Dataset rows for apps and sites
-*-

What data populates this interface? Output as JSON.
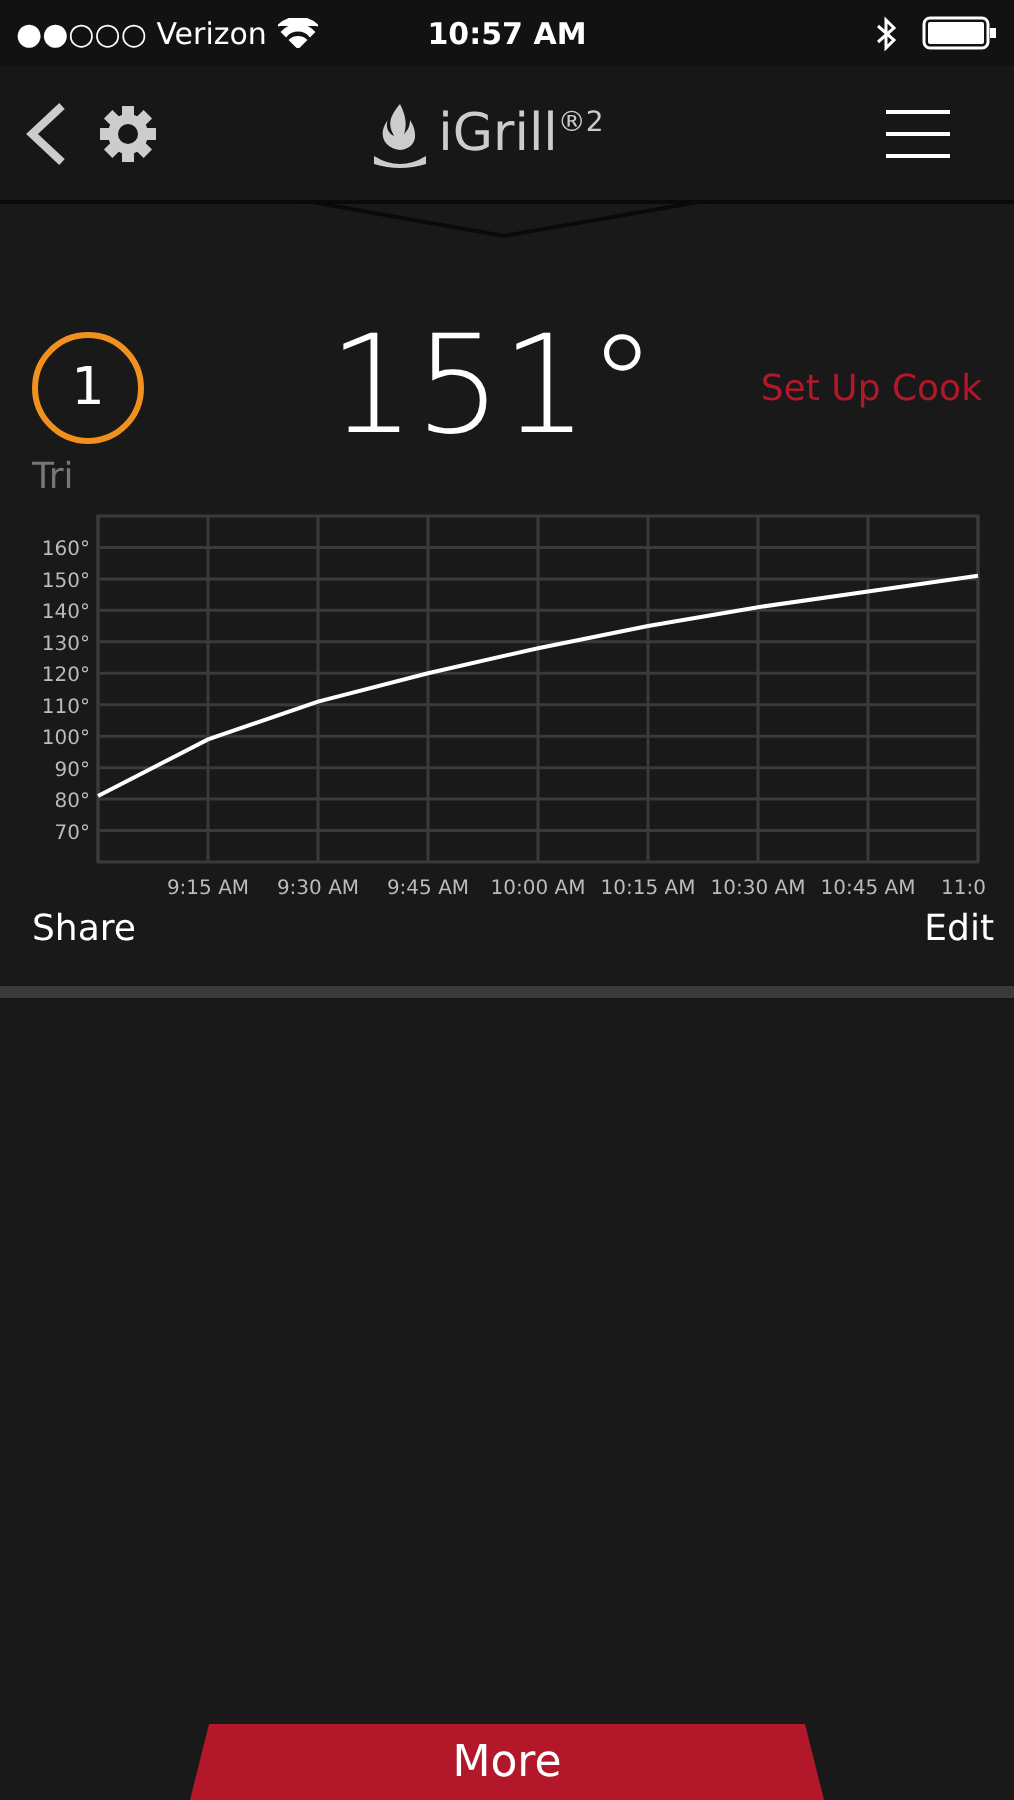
{
  "status_bar": {
    "carrier": "●●○○○ Verizon",
    "time": "10:57 AM"
  },
  "header": {
    "logo": "iGrill",
    "logo_mark": "®2"
  },
  "probe": {
    "number": "1",
    "color": "#f0901e",
    "temperature": "151°",
    "name": "Tri",
    "setup_link": "Set Up Cook"
  },
  "chart_data": {
    "type": "line",
    "categories": [
      null,
      "9:15 AM",
      "9:30 AM",
      "9:45 AM",
      "10:00 AM",
      "10:15 AM",
      "10:30 AM",
      "10:45 AM",
      "11:0"
    ],
    "ylim": [
      60,
      170
    ],
    "grid": true,
    "yticks": [
      {
        "value": 70,
        "label": "70°"
      },
      {
        "value": 80,
        "label": "80°"
      },
      {
        "value": 90,
        "label": "90°"
      },
      {
        "value": 100,
        "label": "100°"
      },
      {
        "value": 110,
        "label": "110°"
      },
      {
        "value": 120,
        "label": "120°"
      },
      {
        "value": 130,
        "label": "130°"
      },
      {
        "value": 140,
        "label": "140°"
      },
      {
        "value": 150,
        "label": "150°"
      },
      {
        "value": 160,
        "label": "160°"
      }
    ],
    "series": [
      {
        "color": "#ffffff",
        "values": [
          81,
          99,
          111,
          120,
          128,
          135,
          141,
          146,
          151
        ]
      }
    ]
  },
  "actions": {
    "share": "Share",
    "edit": "Edit"
  },
  "more_button": "More"
}
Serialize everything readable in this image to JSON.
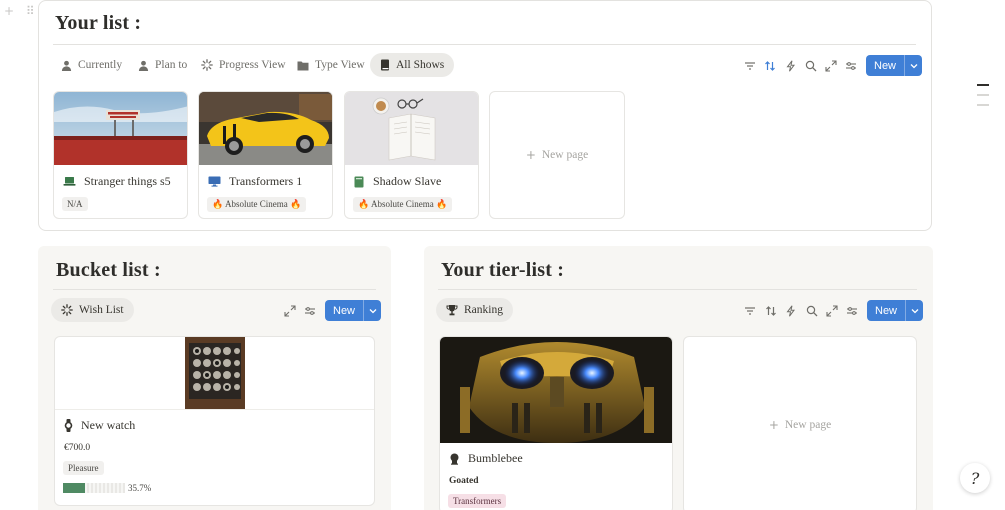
{
  "your_list": {
    "title": "Your list :",
    "tabs": [
      {
        "label": "Currently",
        "icon": "person-icon"
      },
      {
        "label": "Plan to",
        "icon": "person-icon"
      },
      {
        "label": "Progress View",
        "icon": "loader-icon"
      },
      {
        "label": "Type View",
        "icon": "folder-icon"
      },
      {
        "label": "All Shows",
        "icon": "book-icon",
        "active": true
      }
    ],
    "new_label": "New",
    "cards": [
      {
        "title": "Stranger things s5",
        "icon": "laptop-icon",
        "tag": "N/A"
      },
      {
        "title": "Transformers 1",
        "icon": "monitor-icon",
        "tag": "🔥 Absolute Cinema 🔥"
      },
      {
        "title": "Shadow Slave",
        "icon": "book-green-icon",
        "tag": "🔥 Absolute Cinema 🔥"
      }
    ],
    "new_page_label": "New page"
  },
  "bucket_list": {
    "title": "Bucket list :",
    "tab": {
      "label": "Wish List",
      "icon": "loader-icon"
    },
    "new_label": "New",
    "card": {
      "title": "New watch",
      "icon": "watch-icon",
      "price": "€700.0",
      "tag": "Pleasure",
      "progress": 0.357,
      "progress_text": "35.7%"
    }
  },
  "tier_list": {
    "title": "Your tier-list :",
    "tab": {
      "label": "Ranking",
      "icon": "trophy-icon"
    },
    "new_label": "New",
    "card": {
      "title": "Bumblebee",
      "icon": "robot-head-icon",
      "rank": "Goated",
      "tag": "Transformers"
    },
    "new_page_label": "New page"
  },
  "colors": {
    "accent": "#3f7fd6",
    "progress_fill": "#4f8a63",
    "tag_pink": "#f6dfe6"
  },
  "help_glyph": "?"
}
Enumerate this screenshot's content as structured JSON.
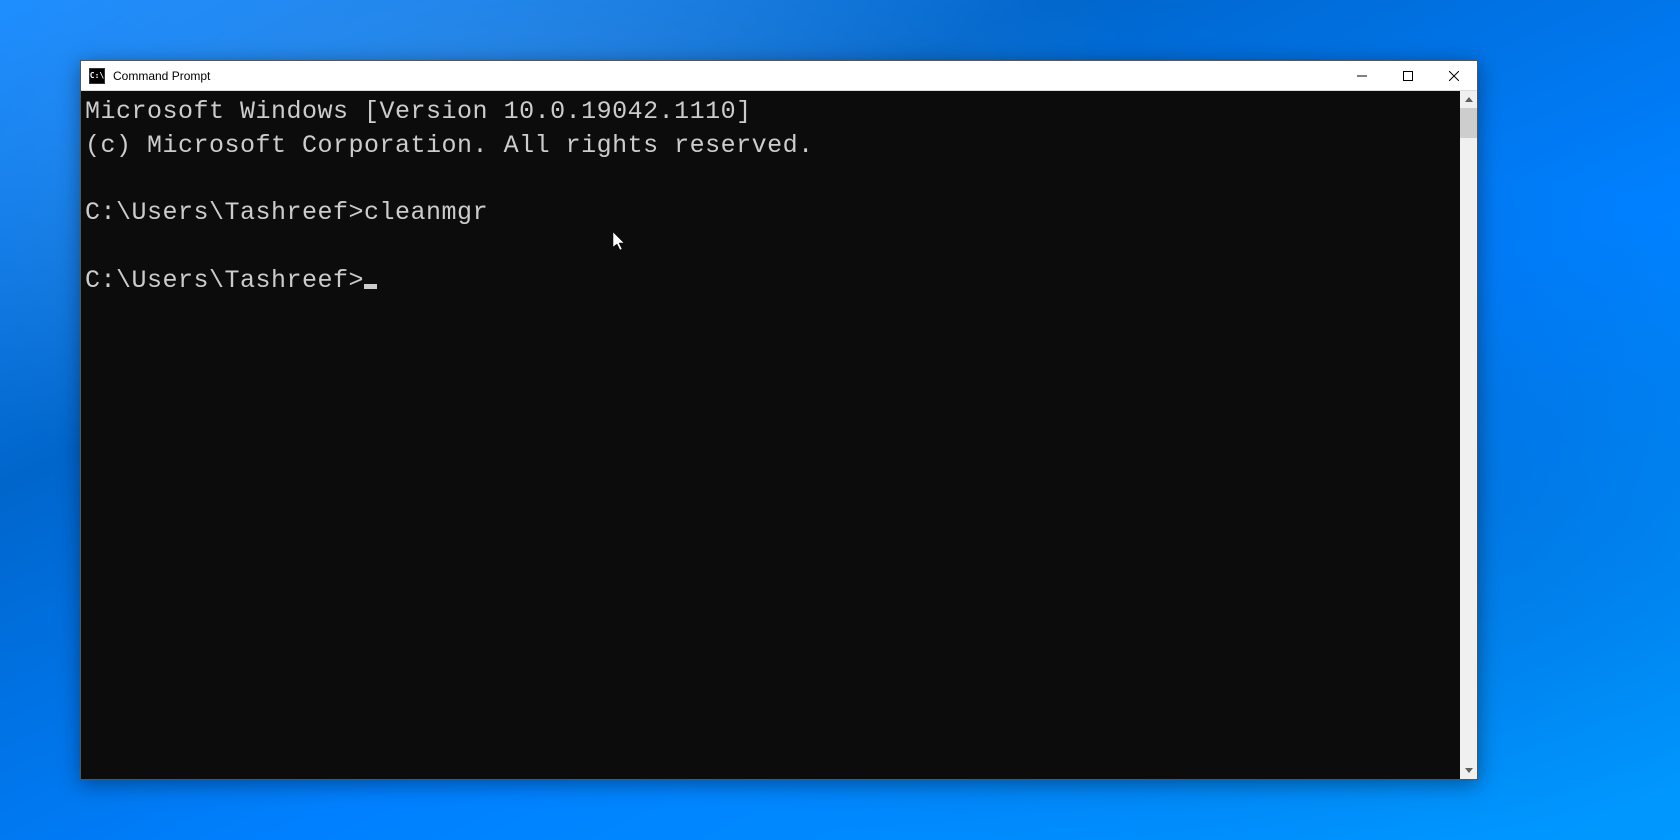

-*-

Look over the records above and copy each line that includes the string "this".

What data populates this interface? Output as JSON.
Serialize everything readable in this image to JSON.
Enumerate this screenshot's content as structured JSON.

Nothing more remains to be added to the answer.